A free online gathering from POC individuals who are in need of space to remember, share and root themselves in generational resilience.
NB Please note, this event has been planned for a while, and is not a specific response to recent events in the US, but speaks to a wider agenda.
People of colour, we need to take space too. Let’s connect by sharing our stories that root us in the history, creativity and imaginations of those that stood before us and with us. In times of amplified crisis’ such as pandemics, climate change and conflicts; people of colour bare the disproportionate impacts. This can be heavy and fuelling at the same time; as is holding many cultural identities in different spaces, feeling connected and disconnected to many lands. Join us in a holding space, to share stories of memories and ‘philosophies’ / beliefs / spiritual practices. Poems and artwork are welcome to be shared during the gathering.
In this session, Serayna Keya will be prompting participants to remember through a series of questions; to share across cultures and experiences. A few questions to start with: What’s your favourite fruit with a story? Tell us a story an elder told you? How are you and aren’t you connected to the Earth?
Principles of holding space: Allowing each other to just be; Active listening; Compassion and Anti-oppression in practice; No judgement with empathy; Witnessing pain and joy and all in between; Putting our own stuff aside; Being present with ourselves together; Making heart space for memories and stories that make us.
Note: This is event is for people of colour (POC) only. Healing and holding spaces is needed for resilience building when experiencing structural, institutional, interpersonal and internalised oppressions (e.g racism). Our communities have a connected and complex experience of oppression, but we are not all the same as the acronym implies. The term POC has been used here to address the power dynamic of racism and the experience of race. As individuals and communities we all have many nuances and differences. Many people even feel conflicted with this label, as like the commonly used terms ‘BAME’, ‘BIPOC’, ‘brown and black communities’. When each person speaks, we do not speak for all, but from our own uniqueness sometimes in connection to our communities. Even within Black and people of colour communities, we can still experience oppression. We hope this space is respected.

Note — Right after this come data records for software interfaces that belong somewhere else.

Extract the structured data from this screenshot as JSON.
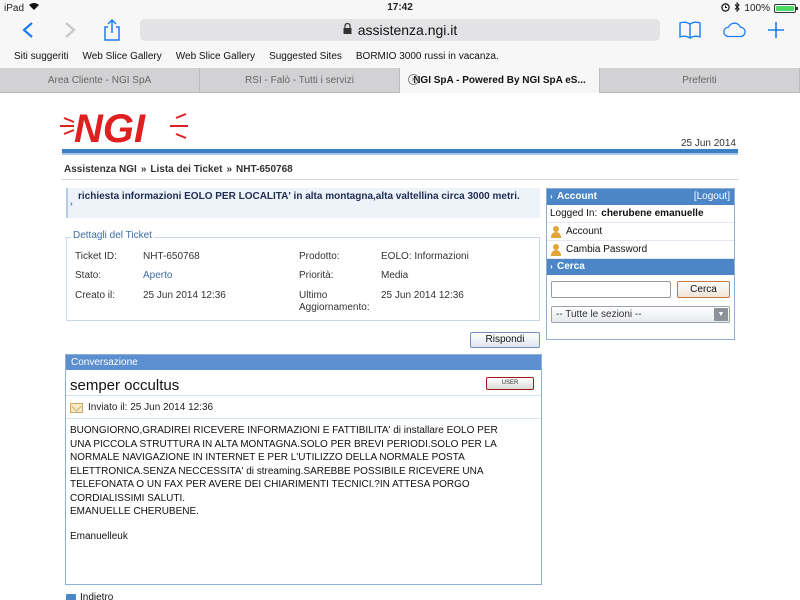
{
  "status_bar": {
    "device": "iPad",
    "time": "17:42",
    "battery": "100%",
    "battery_level": 1.0
  },
  "browser": {
    "url": "assistenza.ngi.it",
    "bookmarks": [
      "Siti suggeriti",
      "Web Slice Gallery",
      "Web Slice Gallery",
      "Suggested Sites",
      "BORMIO 3000 russi in vacanza."
    ],
    "tabs": [
      {
        "label": "Area Cliente - NGI SpA"
      },
      {
        "label": "RSI - Falò - Tutti i servizi"
      },
      {
        "label": "NGI SpA - Powered By NGI SpA eS..."
      },
      {
        "label": "Preferiti"
      }
    ]
  },
  "header": {
    "logo_text": "NGI",
    "date": "25 Jun 2014"
  },
  "breadcrumb": [
    "Assistenza NGI",
    "»",
    "Lista dei Ticket",
    "»",
    "NHT-650768"
  ],
  "ticket": {
    "subject": "richiesta informazioni EOLO PER LOCALITA' in alta montagna,alta valtellina circa 3000 metri.",
    "details_title": "Dettagli del Ticket",
    "fields": {
      "id_label": "Ticket ID:",
      "id_value": "NHT-650768",
      "product_label": "Prodotto:",
      "product_value": "EOLO: Informazioni",
      "status_label": "Stato:",
      "status_value": "Aperto",
      "priority_label": "Priorità:",
      "priority_value": "Media",
      "created_label": "Creato il:",
      "created_value": "25 Jun 2014 12:36",
      "updated_label": "Ultimo Aggiornamento:",
      "updated_value": "25 Jun 2014 12:36"
    },
    "reply_button": "Rispondi"
  },
  "conversation": {
    "title": "Conversazione",
    "author": "semper occultus",
    "badge": "USER",
    "sent": "Inviato il: 25 Jun 2014 12:36",
    "message": "BUONGIORNO,GRADIREI RICEVERE INFORMAZIONI E FATTIBILITA' di installare EOLO PER\nUNA PICCOLA STRUTTURA IN ALTA MONTAGNA.SOLO PER BREVI PERIODI.SOLO PER LA\nNORMALE NAVIGAZIONE IN INTERNET E PER L'UTILIZZO DELLA NORMALE POSTA\nELETTRONICA.SENZA NECCESSITA' di streaming.SAREBBE POSSIBILE RICEVERE UNA\nTELEFONATA O UN FAX PER AVERE DEI CHIARIMENTI TECNICI.?IN ATTESA PORGO\nCORDIALISSIMI SALUTI.\nEMANUELLE CHERUBENE.",
    "signature": "Emanuelleuk",
    "back_link": "Indietro"
  },
  "sidebar": {
    "account_title": "Account",
    "logout": "[Logout]",
    "logged_in_label": "Logged In:",
    "logged_in_user": "cherubene emanuelle",
    "account_link": "Account",
    "password_link": "Cambia Password",
    "search_title": "Cerca",
    "search_value": "",
    "search_button": "Cerca",
    "section_select": "-- Tutte le sezioni --"
  }
}
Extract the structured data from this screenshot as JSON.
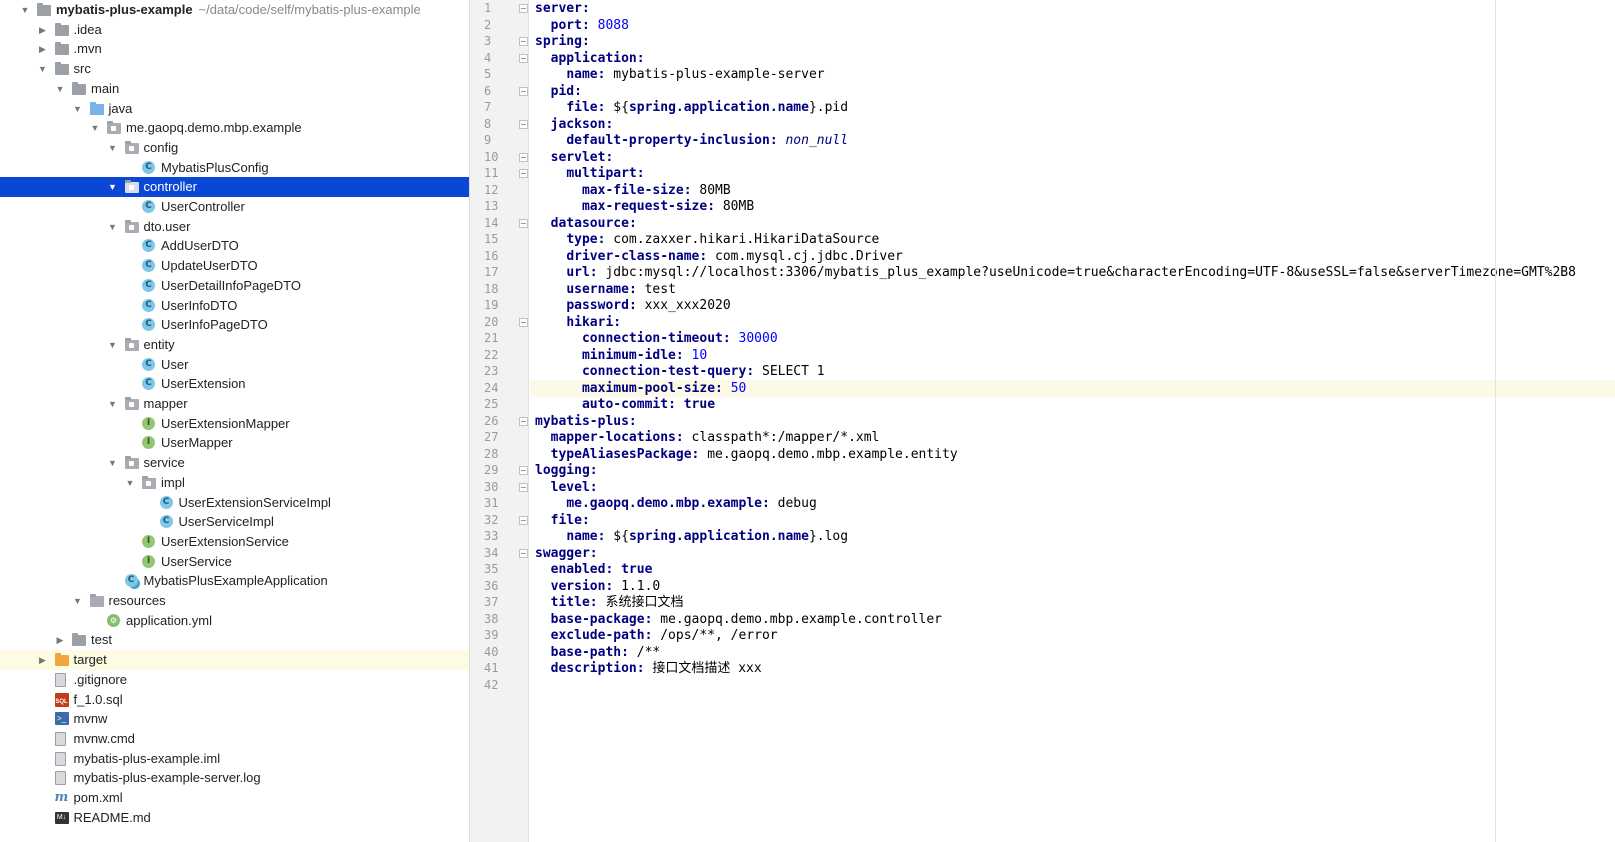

This dialogue is limited to ten people – so please book early to avoid disappointment.
Once you have registered, you will receive a zoom link 2 hours before the dialogue start time.
About Serayna Keya Solanki: Serayna Keya is a freelance consultant, advocating for the design of sustainability focused projects to be inclusive and representative of the diverse and disproportionate realties of climate change. Her practice assists organisations and community initiatives towards equity and anti-oppression. She spent some time working in the field of Sustainability, but left to freelance because of the field-wide problem of western-centrism and power dynamics. Serayna Keya also co-founded Diaspora Dialogues for the Future, a BAME-centred space to discuss climate change through the lens and diaspora community realities; discussing what it means to build a future where Diaspora Communities in connection to Global South communities are centred in mitigation and adaptation solutions, having agency and safe participation in design. Serayna Keya is always inquiring what decolonisation means for her personally, as Gujarati-Ugandan diaspora. Through artwork, poetry and craftwork; she connects into the creativity of a culture with fragmented history, to speak with her community on social and ecological issues, releasing her poetry zine ‘Speaking with Mother Earth with my Broken Mother Tongue’ in Autumn 2020. Serayna Keya is an alumnus of St Ethelburga’s Radical Resilience programme.
Check out her Stand Up Comedy Piece ‘Climate Crisis Colonised Cats’ or her most recent documentary with BBC Midlands Inside Out ‘Race, Class and Climate Activism’ on BBC Iplayer.
This dialogue is part of the series Listening to each other: Listening to Earth. This event strand is a response to the urgent need for climate justice and to build peace with Earth as a living sacred being. It explores the integration of spirituality with grounded action through the lives and leadership of people of colour.
St Ethelburga’s is a ‘maker of peace-makers’. We inspire and equip individuals and communities to contribute, in their own particular contexts, to activating a global culture of peace.